Rating: 4.5 out of 5 stars
Solo album number 11 from Led Zeppelin’s ex-frontman/lemon squeezer is very much in the mode of his previous release of three years earlier, 2014’s terrific lullaby and … The Ceaseless Roar. His talented, multi-instrumentalist backing quartet, appropriately named The Sensational Space Shifters, shares writing credits on 10 of the 11 tracks (the lone outlier is a radically rearranged, psychedelic version of Ersel Hickey’s 1958 hit “Bluebirds Over the Mountain,” featuring the Pretenders’ Chrissie Hynde) and the dreamy/percussive folk/world music/acoustic-electric approach remains intact.
But Plant is also getting political in his old age, perhaps spurred by recent world events. On “Bones of Saints,” he sings “Who buys the bullets? Who sells the guns?” over driving electric Brit-folk rock that sounds every bit as inspired as anything on Led Zeppelin lll. You don’t need to read the lyrics to the awkwardly titled “Carving Up the World Again … A Wall and Not a Fence” to know that he’s railing against “Emperors and sultans, kings and presidents/ Dictators and ambassadors engaged in our defense.”
Thankfully, Plant doesn’t lay on the politics too thick with the majority of the album firmly conceptually ensconced in his mature love man/spiritual guru mode. On the title track he sings, “I carry fire for you/ Here in my naked hands/ I bare my heart to you,” words that can be construed to be sung to either a lover or mystical guide over Arabic guitar chords and belly-dance worthy, hookah smoking chords. Still, there is no doubt he’s talking to a soon to be ex-lover on the slinky “Dance with You Tonight,” when he moans, “Come, come, come on and dance with me baby, make me feel alright,” atop a slow propulsive beat that exudes sex.
Musically, this carves up and rejiggers the blues, or perhaps the more subtle blues tinges, of his old band with the hypnotic Moroccan, Middle Eastern and occasional African themes interwoven and overlapped in songs that seldom go in any single direction.
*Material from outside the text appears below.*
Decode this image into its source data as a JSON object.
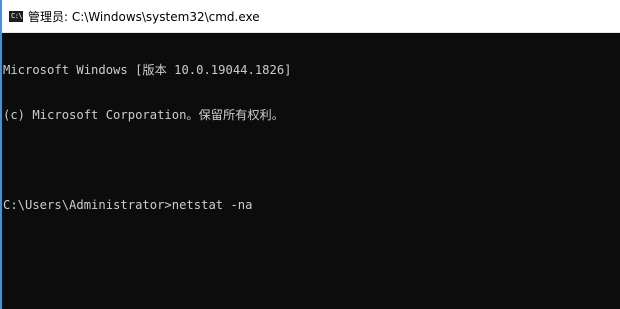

Plant’s in terrific voice, losing some of his trademarked high end howl but replacing it with a mid-range tremble that’s just as stirring. The wail towards the end of “Bones of Saints,” however, recalls previous vocal triumphs of his old band. The disc’s most interesting diversion is the frisky electronic drone propelling “Keep it Hid” that’s punctuated by a bluesy guitar solo with spine tingling results.
Few would have predicted after Zeppelin’s demise that Plant could be churning out a consistent stream of creative, inspired, genre-bending music well into the millennium, while ex-partner Jimmy Page would still be crafting a follow-up to his lone 1988 solo release, seemingly content to remaster Zeppelin’s catalog. Plant continues down his remarkably innovative path on the combustible Carry Fire, further expanding an already eclectic, forward-thinking solo career and creating an artistic, often edgy persona largely removed from past glories many younger fans may not even be familiar with.